The Final Word On Is Caffeine A Stimulant

Yes, caffeine is a stimulant, and drinking caffeinated beverages can have a negative effect on health if not consumed carefully. If you notice signs of caffeine dependency, it's smart to talk with your doctor to get medical advice on how to lower your caffeine consumption.

FAQs About Is Caffeine A Stimulant

How much caffeine is too much?

A caffeine overdose is possible, but it's rare and is usually related to taking caffeine pills. If you take amphetamines (like Adderall) for a health condition, it's smart to avoid caffeine, as your medication may increase the side effects of caffeine. For adults who are not taking medication, up to 400 milligrams of caffeine per day is usually safe.

Can drinking too much coffee to too many energy drinks negatively affect health?

Yes. Drinking too much caffeine can cause a decrease in body weight, difficulty sleeping, heart problems, and more. If you think you're drinking too much caffeine, talk to your doctor about how to cut down while managing the symptoms of caffeine withdrawal.

What are common caffeine withdrawal symptoms?

Thankfully, there are few long-term effects of caffeine withdrawal. Short-term effects may include drowsiness, constipation, lack of mental alertness, and more.

Usually, the effects of caffeine withdrawal fade in a few days. If you're dealing with caffeine withdrawal, consider enjoying tea or milk chocolate to get a small amount of caffeine as you work your way off of caffeinated coffee and/or energy drinks.

Author

  • Amanda Turner is a runner, writer, mom, and military spouse living in San Angelo, Texas. A former track coach, Amanda loves encouraging and working with new runners who are just beginning to love the endorphin rush that hits a few strides after the finish line.
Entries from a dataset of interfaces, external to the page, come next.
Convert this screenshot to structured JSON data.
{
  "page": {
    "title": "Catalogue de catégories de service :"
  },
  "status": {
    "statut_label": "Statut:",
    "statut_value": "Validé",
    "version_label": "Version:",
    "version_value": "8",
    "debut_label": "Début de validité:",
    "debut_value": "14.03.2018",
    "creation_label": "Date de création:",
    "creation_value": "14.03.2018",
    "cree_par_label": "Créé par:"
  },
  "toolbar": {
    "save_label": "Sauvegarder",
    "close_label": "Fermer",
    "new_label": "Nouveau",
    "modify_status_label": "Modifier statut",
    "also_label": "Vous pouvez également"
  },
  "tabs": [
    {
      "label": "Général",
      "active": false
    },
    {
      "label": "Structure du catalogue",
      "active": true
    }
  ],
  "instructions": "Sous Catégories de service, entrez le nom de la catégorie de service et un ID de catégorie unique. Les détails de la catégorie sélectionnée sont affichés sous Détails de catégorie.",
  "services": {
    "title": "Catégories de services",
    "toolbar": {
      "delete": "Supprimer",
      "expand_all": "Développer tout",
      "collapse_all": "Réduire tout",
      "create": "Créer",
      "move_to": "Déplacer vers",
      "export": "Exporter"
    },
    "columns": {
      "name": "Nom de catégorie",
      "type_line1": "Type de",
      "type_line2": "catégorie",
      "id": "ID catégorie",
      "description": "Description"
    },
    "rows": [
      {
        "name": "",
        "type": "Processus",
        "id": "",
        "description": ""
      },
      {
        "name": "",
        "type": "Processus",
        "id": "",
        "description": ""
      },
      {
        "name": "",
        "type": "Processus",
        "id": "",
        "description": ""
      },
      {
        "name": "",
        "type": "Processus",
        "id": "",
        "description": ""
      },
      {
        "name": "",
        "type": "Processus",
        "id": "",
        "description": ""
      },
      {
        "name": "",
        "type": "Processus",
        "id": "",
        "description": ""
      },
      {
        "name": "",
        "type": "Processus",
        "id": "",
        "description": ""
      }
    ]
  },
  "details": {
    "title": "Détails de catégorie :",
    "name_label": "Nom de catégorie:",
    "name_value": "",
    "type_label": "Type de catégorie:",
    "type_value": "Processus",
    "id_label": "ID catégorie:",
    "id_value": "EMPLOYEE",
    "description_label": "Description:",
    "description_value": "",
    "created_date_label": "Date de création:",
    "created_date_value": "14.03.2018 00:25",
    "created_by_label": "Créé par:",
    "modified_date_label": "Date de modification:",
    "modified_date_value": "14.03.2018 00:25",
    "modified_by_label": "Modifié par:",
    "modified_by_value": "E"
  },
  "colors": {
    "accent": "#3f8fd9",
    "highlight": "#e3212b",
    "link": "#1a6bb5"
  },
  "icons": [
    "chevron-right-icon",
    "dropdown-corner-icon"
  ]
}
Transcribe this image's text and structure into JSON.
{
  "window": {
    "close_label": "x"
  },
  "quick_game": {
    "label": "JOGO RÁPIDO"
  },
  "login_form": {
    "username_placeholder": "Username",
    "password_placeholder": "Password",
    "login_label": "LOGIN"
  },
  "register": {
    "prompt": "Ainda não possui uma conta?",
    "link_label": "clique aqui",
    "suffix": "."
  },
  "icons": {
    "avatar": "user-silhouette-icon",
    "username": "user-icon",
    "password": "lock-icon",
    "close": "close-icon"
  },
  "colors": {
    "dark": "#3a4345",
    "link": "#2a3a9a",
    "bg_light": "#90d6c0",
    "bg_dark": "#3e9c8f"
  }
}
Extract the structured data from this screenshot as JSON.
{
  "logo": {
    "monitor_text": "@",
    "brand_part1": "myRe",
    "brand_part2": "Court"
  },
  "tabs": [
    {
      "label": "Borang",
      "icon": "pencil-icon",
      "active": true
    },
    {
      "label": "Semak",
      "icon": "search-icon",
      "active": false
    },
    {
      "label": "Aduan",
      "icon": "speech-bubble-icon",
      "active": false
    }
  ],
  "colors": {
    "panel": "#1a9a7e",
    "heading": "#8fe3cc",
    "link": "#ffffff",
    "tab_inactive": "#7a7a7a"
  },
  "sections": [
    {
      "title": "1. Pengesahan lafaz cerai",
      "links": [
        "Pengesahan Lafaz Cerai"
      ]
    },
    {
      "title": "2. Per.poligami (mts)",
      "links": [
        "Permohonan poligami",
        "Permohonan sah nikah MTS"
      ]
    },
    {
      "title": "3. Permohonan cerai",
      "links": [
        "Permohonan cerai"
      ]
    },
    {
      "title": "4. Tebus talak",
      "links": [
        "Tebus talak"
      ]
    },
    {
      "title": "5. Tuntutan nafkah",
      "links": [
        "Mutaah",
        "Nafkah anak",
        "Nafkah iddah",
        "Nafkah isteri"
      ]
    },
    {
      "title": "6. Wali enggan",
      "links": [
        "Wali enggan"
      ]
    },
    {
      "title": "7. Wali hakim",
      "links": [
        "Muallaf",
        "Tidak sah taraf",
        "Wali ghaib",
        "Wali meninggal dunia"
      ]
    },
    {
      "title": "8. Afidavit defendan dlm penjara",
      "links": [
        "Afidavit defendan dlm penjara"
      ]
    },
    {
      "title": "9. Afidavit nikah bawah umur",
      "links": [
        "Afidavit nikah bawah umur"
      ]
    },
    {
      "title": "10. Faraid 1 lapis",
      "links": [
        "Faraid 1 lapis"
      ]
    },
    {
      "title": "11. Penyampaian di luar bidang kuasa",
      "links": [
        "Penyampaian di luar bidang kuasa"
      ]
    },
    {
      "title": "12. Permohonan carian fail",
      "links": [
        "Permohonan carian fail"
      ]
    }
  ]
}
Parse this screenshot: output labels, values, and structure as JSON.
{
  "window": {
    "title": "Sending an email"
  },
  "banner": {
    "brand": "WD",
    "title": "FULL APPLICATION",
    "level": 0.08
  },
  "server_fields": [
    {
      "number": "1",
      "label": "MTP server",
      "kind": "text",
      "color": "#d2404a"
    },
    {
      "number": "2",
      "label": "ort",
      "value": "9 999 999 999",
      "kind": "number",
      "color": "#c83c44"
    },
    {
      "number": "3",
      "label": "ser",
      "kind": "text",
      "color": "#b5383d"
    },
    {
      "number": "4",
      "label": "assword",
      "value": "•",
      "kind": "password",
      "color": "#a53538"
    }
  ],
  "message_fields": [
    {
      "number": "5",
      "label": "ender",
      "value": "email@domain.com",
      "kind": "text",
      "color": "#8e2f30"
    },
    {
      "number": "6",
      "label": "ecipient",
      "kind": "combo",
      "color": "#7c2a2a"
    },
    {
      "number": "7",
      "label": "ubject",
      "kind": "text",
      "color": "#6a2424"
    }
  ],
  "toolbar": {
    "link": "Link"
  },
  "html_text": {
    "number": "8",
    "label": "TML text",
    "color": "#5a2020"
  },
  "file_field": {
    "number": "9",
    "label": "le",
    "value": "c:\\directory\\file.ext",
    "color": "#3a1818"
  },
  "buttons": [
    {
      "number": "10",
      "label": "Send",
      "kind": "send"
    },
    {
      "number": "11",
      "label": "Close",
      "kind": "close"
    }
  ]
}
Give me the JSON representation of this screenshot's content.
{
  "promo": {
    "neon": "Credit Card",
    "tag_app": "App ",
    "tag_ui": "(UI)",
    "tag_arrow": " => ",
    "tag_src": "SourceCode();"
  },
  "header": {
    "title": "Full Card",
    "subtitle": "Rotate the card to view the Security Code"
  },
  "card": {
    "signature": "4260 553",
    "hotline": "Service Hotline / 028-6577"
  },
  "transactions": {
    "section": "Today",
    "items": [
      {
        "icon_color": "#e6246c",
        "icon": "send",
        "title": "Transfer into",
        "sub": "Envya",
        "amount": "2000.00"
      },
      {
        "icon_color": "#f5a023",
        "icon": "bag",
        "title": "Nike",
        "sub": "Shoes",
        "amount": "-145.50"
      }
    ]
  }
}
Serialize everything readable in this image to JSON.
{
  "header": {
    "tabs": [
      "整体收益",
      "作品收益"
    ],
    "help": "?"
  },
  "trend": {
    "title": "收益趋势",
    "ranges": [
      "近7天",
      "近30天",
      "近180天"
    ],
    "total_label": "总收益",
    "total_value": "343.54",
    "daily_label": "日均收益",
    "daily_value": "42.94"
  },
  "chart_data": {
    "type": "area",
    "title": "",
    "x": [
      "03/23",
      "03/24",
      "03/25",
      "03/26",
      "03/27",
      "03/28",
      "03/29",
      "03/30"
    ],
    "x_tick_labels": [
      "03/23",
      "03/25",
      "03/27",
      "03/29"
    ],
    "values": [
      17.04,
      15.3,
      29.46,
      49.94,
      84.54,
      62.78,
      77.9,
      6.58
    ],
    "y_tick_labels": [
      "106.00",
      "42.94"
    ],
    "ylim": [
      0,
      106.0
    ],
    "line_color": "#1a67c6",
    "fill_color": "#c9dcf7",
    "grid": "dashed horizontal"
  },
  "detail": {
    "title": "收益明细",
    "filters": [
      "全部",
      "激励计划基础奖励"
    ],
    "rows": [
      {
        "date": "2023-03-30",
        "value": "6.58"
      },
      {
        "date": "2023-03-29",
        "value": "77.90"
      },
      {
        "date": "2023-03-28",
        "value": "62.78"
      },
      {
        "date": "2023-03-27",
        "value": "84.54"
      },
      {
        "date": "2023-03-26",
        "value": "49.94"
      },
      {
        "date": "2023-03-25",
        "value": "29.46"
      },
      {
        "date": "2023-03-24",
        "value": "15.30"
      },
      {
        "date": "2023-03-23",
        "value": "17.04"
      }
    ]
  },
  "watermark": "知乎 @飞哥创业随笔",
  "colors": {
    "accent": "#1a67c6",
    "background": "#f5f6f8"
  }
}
When she's not running or writing, Amanda, her husband, and their three-year-old love traveling and spending time outdoors.